That campaign left a hole in our stomachs. We just talked about Dirk, and nobody wanted to see him finish his international career that way. We all wanted to give him something great for his last games with the national team. But we also have to understand that at that time, Dennis Schroder (Atlanta Hawks) was only 21, Paul Zipser (Chicago Bulls) was only 21 and now both of those guys have two more years of very high-level basketball experience. Johannes Voigtmann (Baskonia) was a back-up on that team and now he is one of the best big men in the Liga ACB. All the young guys in the team have gathered international experience and people forget that Schroder hadn't played that many games at international level ahead of 2015. Long term, it will be a good learning experience even it it did hurt at that time.

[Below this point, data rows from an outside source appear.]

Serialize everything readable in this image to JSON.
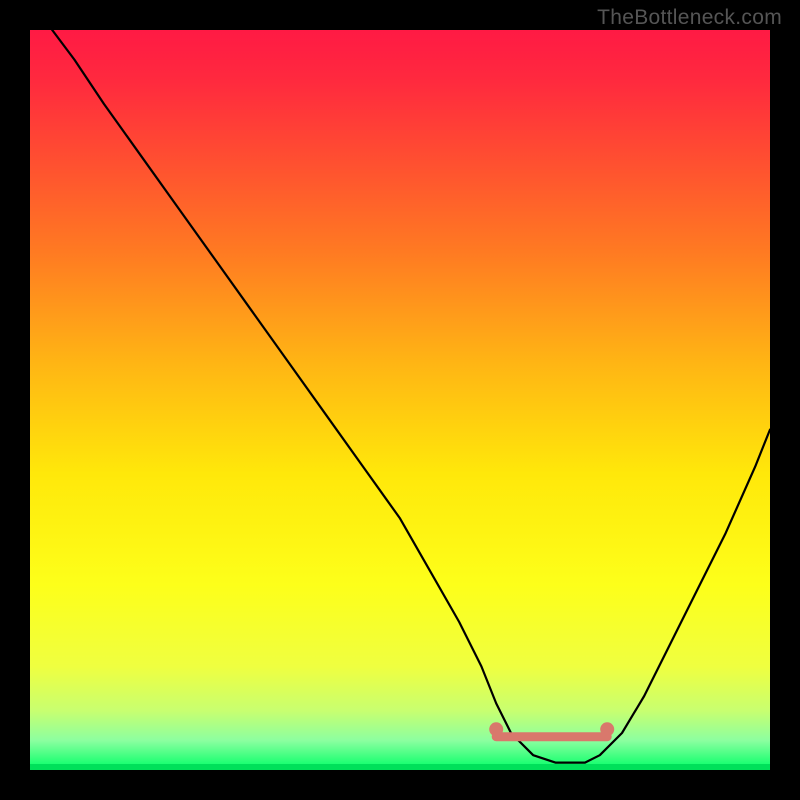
{
  "watermark": "TheBottleneck.com",
  "chart_data": {
    "type": "line",
    "title": "",
    "xlabel": "",
    "ylabel": "",
    "xlim": [
      0,
      100
    ],
    "ylim": [
      0,
      100
    ],
    "background_gradient": {
      "stops": [
        {
          "offset": 0.0,
          "color": "#ff1a44"
        },
        {
          "offset": 0.07,
          "color": "#ff2a3e"
        },
        {
          "offset": 0.18,
          "color": "#ff5030"
        },
        {
          "offset": 0.3,
          "color": "#ff7a22"
        },
        {
          "offset": 0.45,
          "color": "#ffb514"
        },
        {
          "offset": 0.6,
          "color": "#ffe80a"
        },
        {
          "offset": 0.75,
          "color": "#fdff1a"
        },
        {
          "offset": 0.86,
          "color": "#efff40"
        },
        {
          "offset": 0.92,
          "color": "#c8ff70"
        },
        {
          "offset": 0.96,
          "color": "#8cffa0"
        },
        {
          "offset": 1.0,
          "color": "#00ff66"
        }
      ]
    },
    "series": [
      {
        "name": "bottleneck-curve",
        "color": "#000000",
        "x": [
          3,
          6,
          10,
          15,
          20,
          25,
          30,
          35,
          40,
          45,
          50,
          54,
          58,
          61,
          63,
          65,
          68,
          71,
          73,
          75,
          77,
          80,
          83,
          86,
          90,
          94,
          98,
          100
        ],
        "y": [
          100,
          96,
          90,
          83,
          76,
          69,
          62,
          55,
          48,
          41,
          34,
          27,
          20,
          14,
          9,
          5,
          2,
          1,
          1,
          1,
          2,
          5,
          10,
          16,
          24,
          32,
          41,
          46
        ]
      }
    ],
    "optimal_band": {
      "color": "#d9786c",
      "x_start": 63,
      "x_end": 78,
      "y": 4.5,
      "thickness": 2.6
    },
    "optimal_endpoints": {
      "color": "#d9786c",
      "points": [
        {
          "x": 63,
          "y": 5.5
        },
        {
          "x": 78,
          "y": 5.5
        }
      ],
      "radius": 1.6
    }
  }
}
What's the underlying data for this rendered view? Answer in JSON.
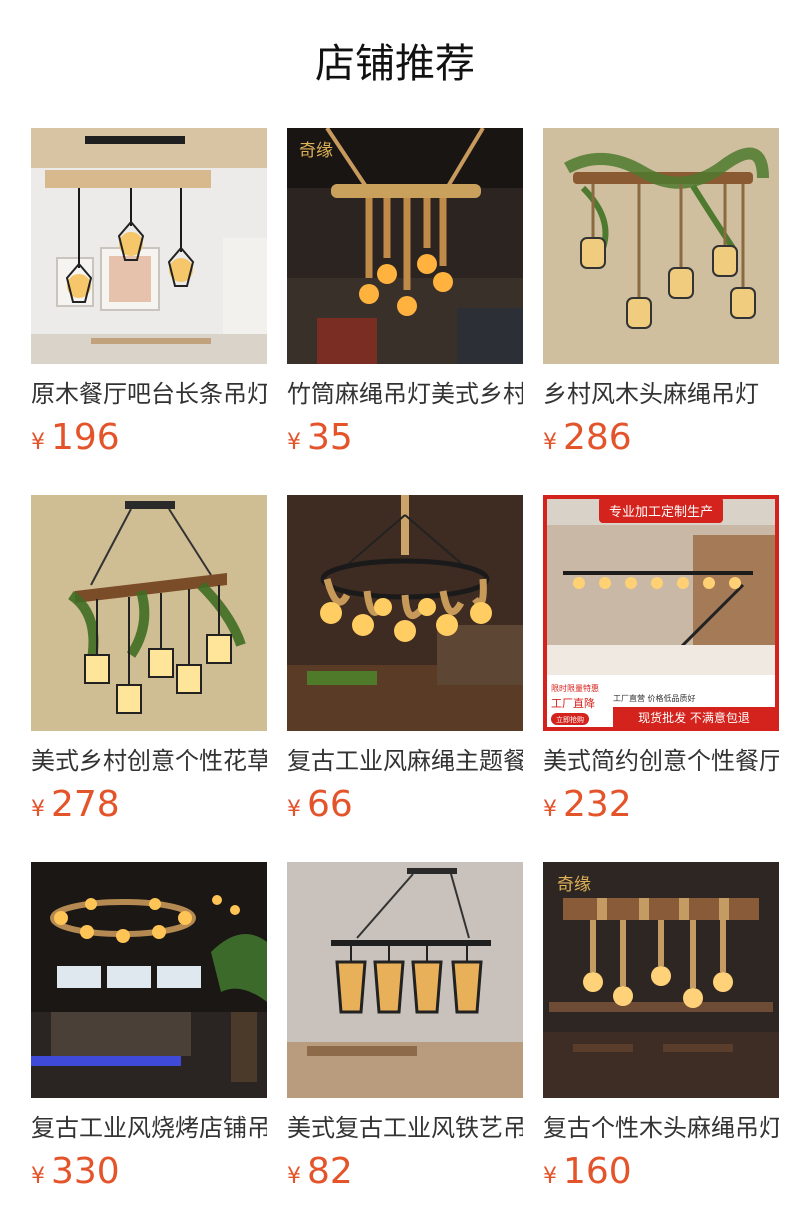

Schroder is a real talent.
He is mentally very strong. He wouldn't be where he is now if he weren't mentally tough and strong. He has a different kind of personality than a lot of German international players, including Dirk, and he is very competitive. It's a good thing for German basketball as we, the staff and the federation, but also the media and the fans, let him be himself and develop his own personality. Dennis is a great competitor and he likes to learn and improve. He is always going to get it done, he wants to grow as a player and is not scared of responsibility. Those reasons are what make him special.

Germany has been included in Group B with Israel, Lithuania, Italy, Georgia and Ukraine. 
It's a very good group. I always find it very difficult to talk about my thoughts about the group, as we don't know who is going to come play for the national team and I have a lot for respect for every team. Basically, since we left the competition in 2015, we've been talking about (EuroBasket 2017). This tournament can be the best EuroBasket ever. A lot of teams can fight for a medal and every national team has been improving a lot. It's going to be an amazing tournament. I don't think that I've ever been more excited for anything in my career as I am for this coming summer at the EuroBasket.

The biggest challenge for Germany's national team?
For us to keep building on the continuity. Germany had five different coaches in five years, some guys in and some guys out, and the challenge is really to keep the core of this group together and keep growing. We have to come healthy and compete at our best level. We have a very compacted time to get ready for this kind of tournament and you have to figure out how to keep improving and be competitive.

FIBA